And “everyone” includes the Greek system (fraternities and sororities).
Of course, more work than ever is now being done to address campus sexual violence. That’s great. And the most lasting change will come when we challenge the cultures and norms that support violence. That way, fewer incidents will happen. And if they do, the response will be appropriate.
Since the Greek system often drives culture on campus, its members also have deep power to drive culture change. And imagine what we can accomplish when they work with all campus stakeholders to enable everyone to study—and party—safely.
Campus sexual violence and the attitudes that promote it are often passed down year to year. Our campaigns will engage students from high school seniors to college alums in an intergenerational approach to prevention. We also partner with other key stakeholders to create stronger networks, enhance sustainability and long-term investment in prevention, and foster a deeper understanding of how true culture change requires everyone to take part.
Here are a few things our focus groups showed us about engaging members of the Greek system:
- Untapped potential.

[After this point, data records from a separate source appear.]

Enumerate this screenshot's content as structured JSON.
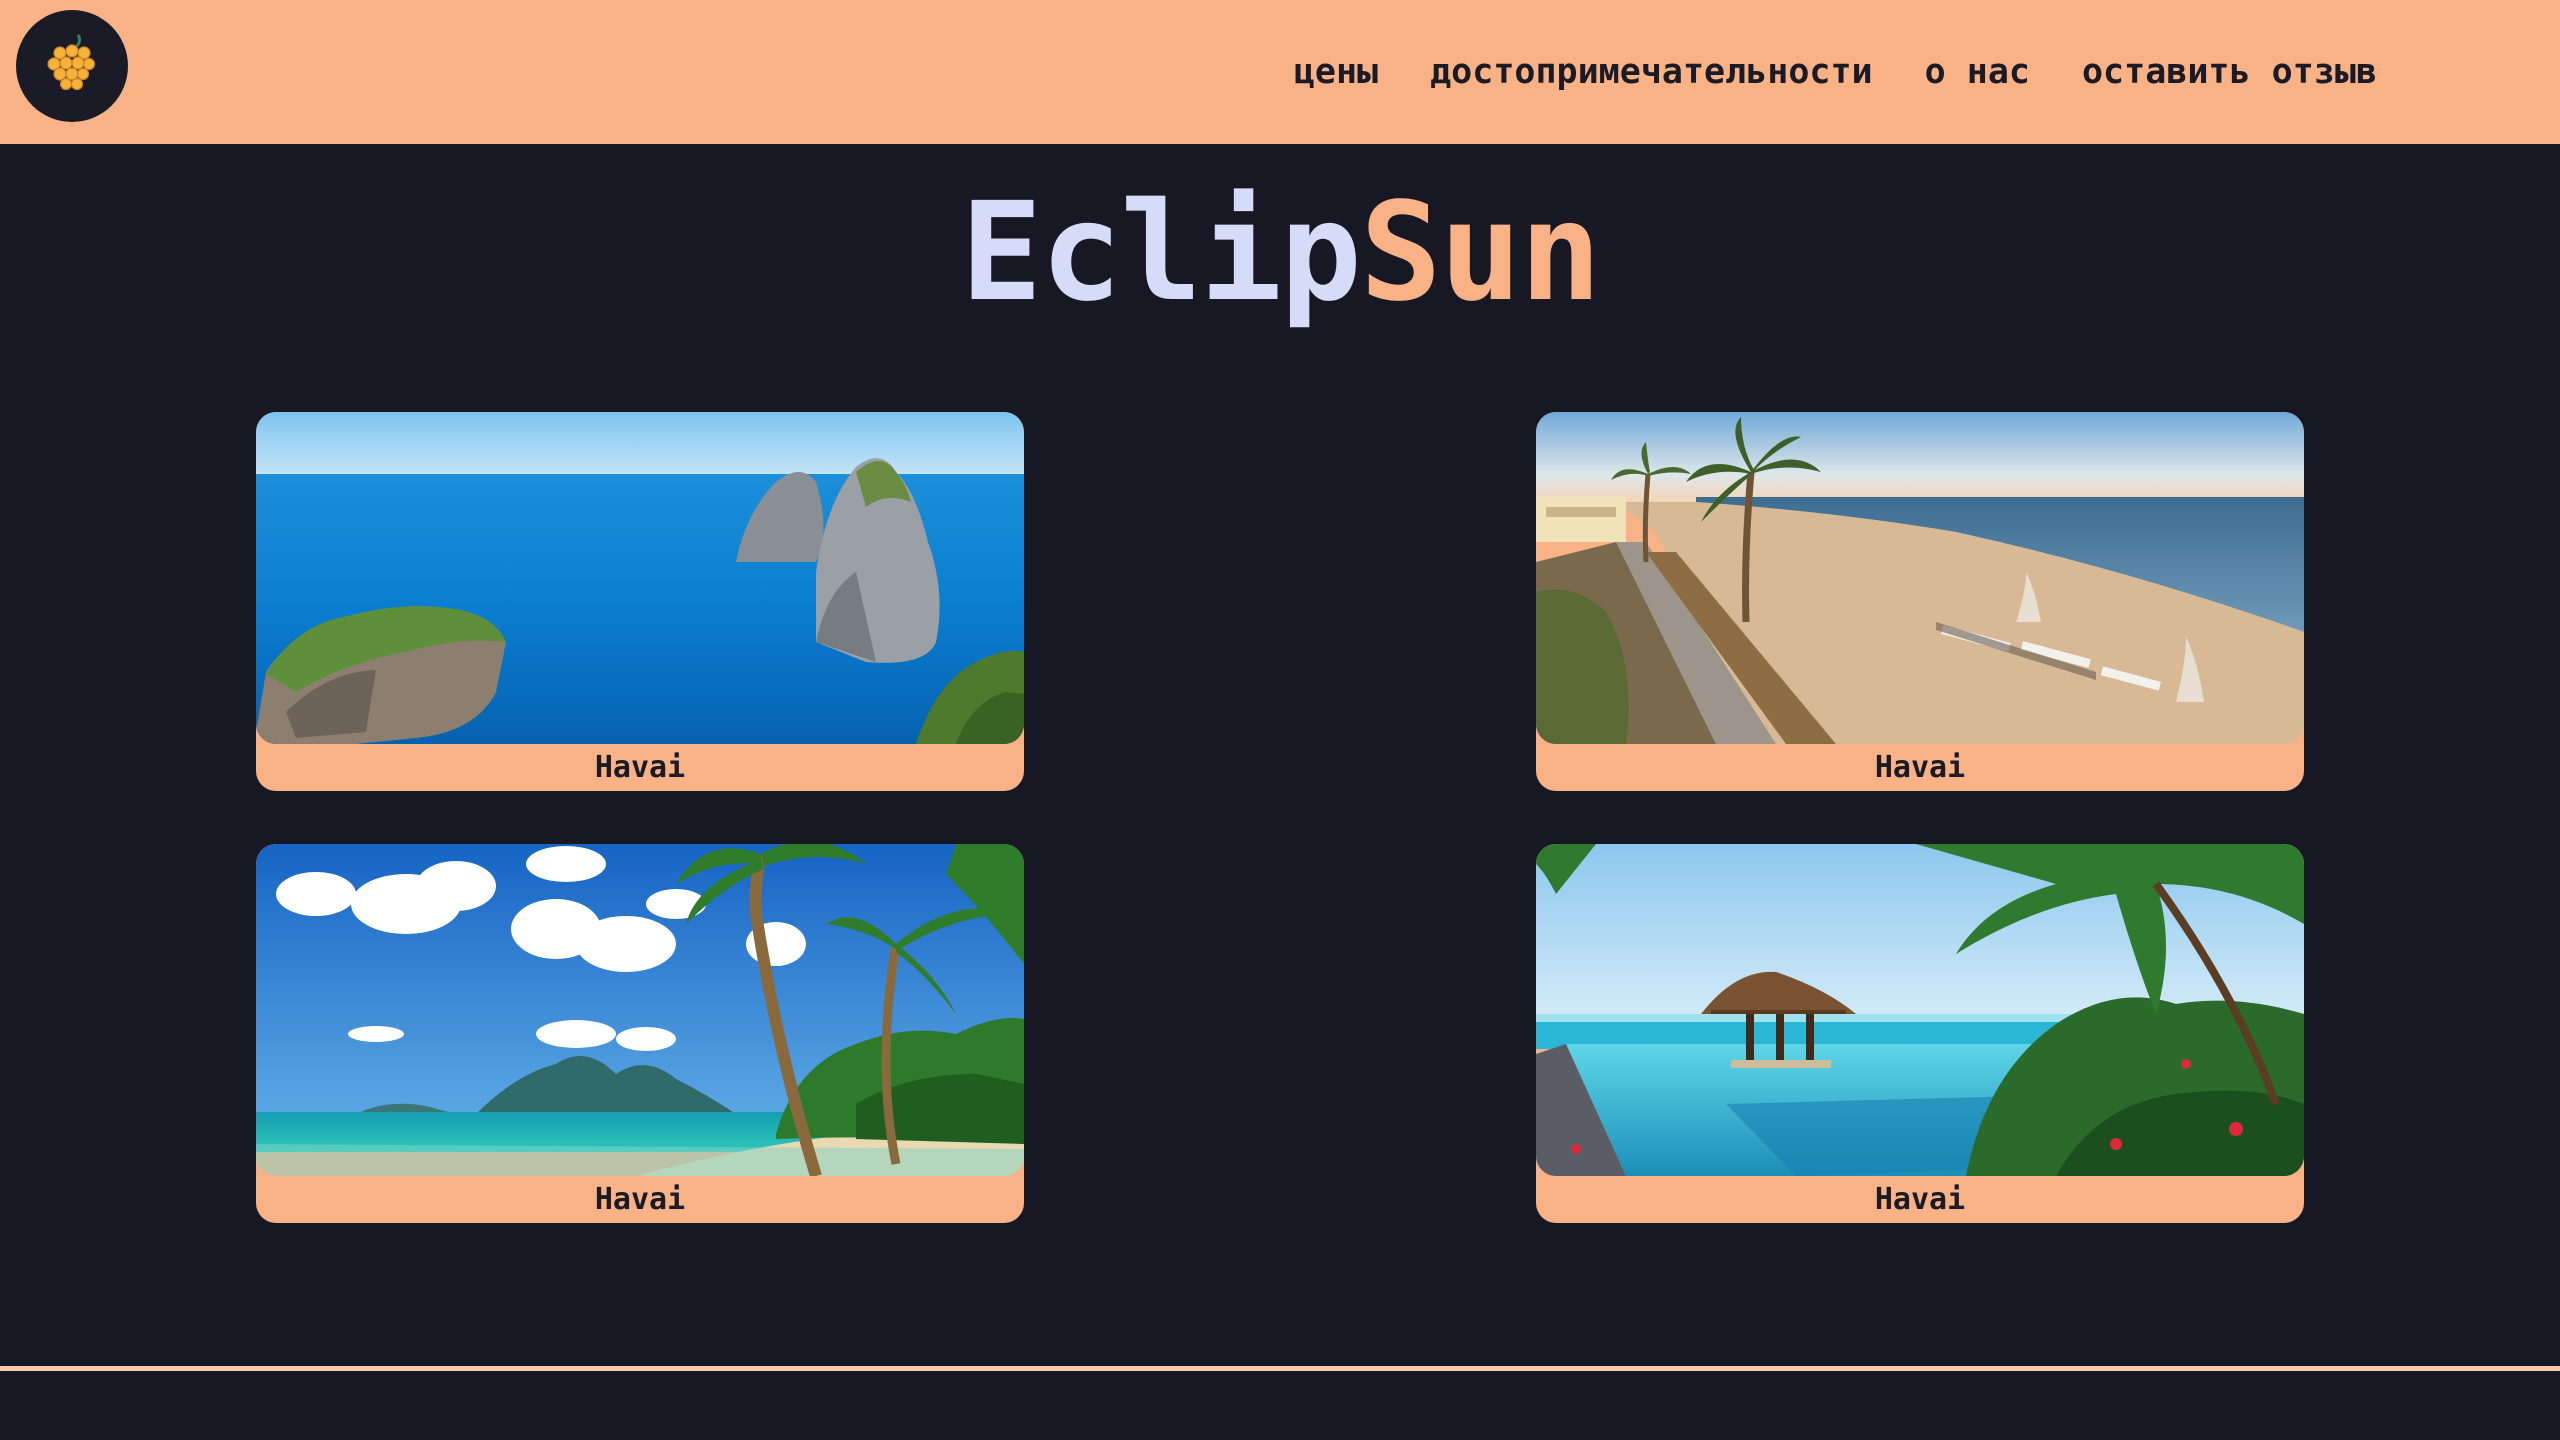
{
  "brand": {
    "title_part1": "Eclip",
    "title_part2": "Sun",
    "logo_icon": "golden-grapes-icon"
  },
  "nav": {
    "items": [
      {
        "label": "цены"
      },
      {
        "label": "достопримечательности"
      },
      {
        "label": "о нас"
      },
      {
        "label": "оставить отзыв"
      }
    ]
  },
  "cards": [
    {
      "caption": "Havai",
      "image": "sea-cliffs-photo"
    },
    {
      "caption": "Havai",
      "image": "sandy-beach-promenade-photo"
    },
    {
      "caption": "Havai",
      "image": "palm-beach-islands-photo"
    },
    {
      "caption": "Havai",
      "image": "infinity-pool-resort-photo"
    }
  ],
  "colors": {
    "accent": "#f8b286",
    "background": "#181824",
    "title_light": "#d6dcf7",
    "text_dark": "#1a1b26"
  }
}
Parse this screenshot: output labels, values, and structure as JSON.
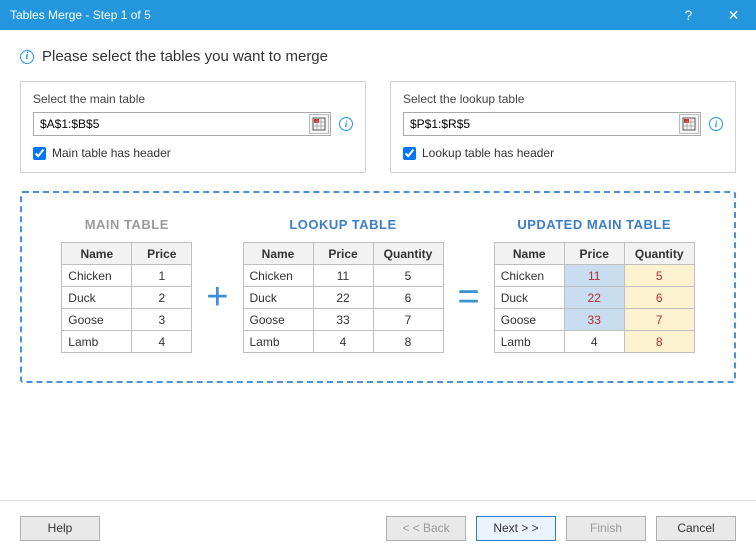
{
  "window": {
    "title": "Tables Merge - Step 1 of 5",
    "help_glyph": "?",
    "close_glyph": "✕"
  },
  "instruction": "Please select the tables you want to merge",
  "main_select": {
    "legend": "Select the main table",
    "value": "$A$1:$B$5",
    "checkbox_label": "Main table has header",
    "checked": true
  },
  "lookup_select": {
    "legend": "Select the lookup table",
    "value": "$P$1:$R$5",
    "checkbox_label": "Lookup table has header",
    "checked": true
  },
  "preview": {
    "main": {
      "caption": "MAIN TABLE",
      "headers": [
        "Name",
        "Price"
      ],
      "rows": [
        [
          "Chicken",
          "1"
        ],
        [
          "Duck",
          "2"
        ],
        [
          "Goose",
          "3"
        ],
        [
          "Lamb",
          "4"
        ]
      ]
    },
    "lookup": {
      "caption": "LOOKUP TABLE",
      "headers": [
        "Name",
        "Price",
        "Quantity"
      ],
      "rows": [
        [
          "Chicken",
          "11",
          "5"
        ],
        [
          "Duck",
          "22",
          "6"
        ],
        [
          "Goose",
          "33",
          "7"
        ],
        [
          "Lamb",
          "4",
          "8"
        ]
      ]
    },
    "updated": {
      "caption": "UPDATED MAIN TABLE",
      "headers": [
        "Name",
        "Price",
        "Quantity"
      ],
      "rows": [
        [
          "Chicken",
          "11",
          "5"
        ],
        [
          "Duck",
          "22",
          "6"
        ],
        [
          "Goose",
          "33",
          "7"
        ],
        [
          "Lamb",
          "4",
          "8"
        ]
      ]
    },
    "plus": "+",
    "equals": "="
  },
  "footer": {
    "help": "Help",
    "back": "< < Back",
    "next": "Next > >",
    "finish": "Finish",
    "cancel": "Cancel"
  }
}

Investing in the untapped potential of fraternity men is a huge opportunity to make meaningful change at what many believe is the root of the problem. Most leaders in government and business are among their ranks, so they can be leaders now in positive culture change later.
- Values. Key fraternity values such as honor, leadership, community, and service position these men to play a greater role in sexual violence prevention.
- Talking to, not down to. Fraternity men should be engaged as part of the solution.
- Joining the movement. Fraternity men can make a difference. And meaningful and proactive sexual violence prevention on campus will occur when we link their efforts to those of sorority women, athletes, parents, survivors, administration–and you.
We’d tell you more about our research, but SPOILERS. You can read the rest of the report here.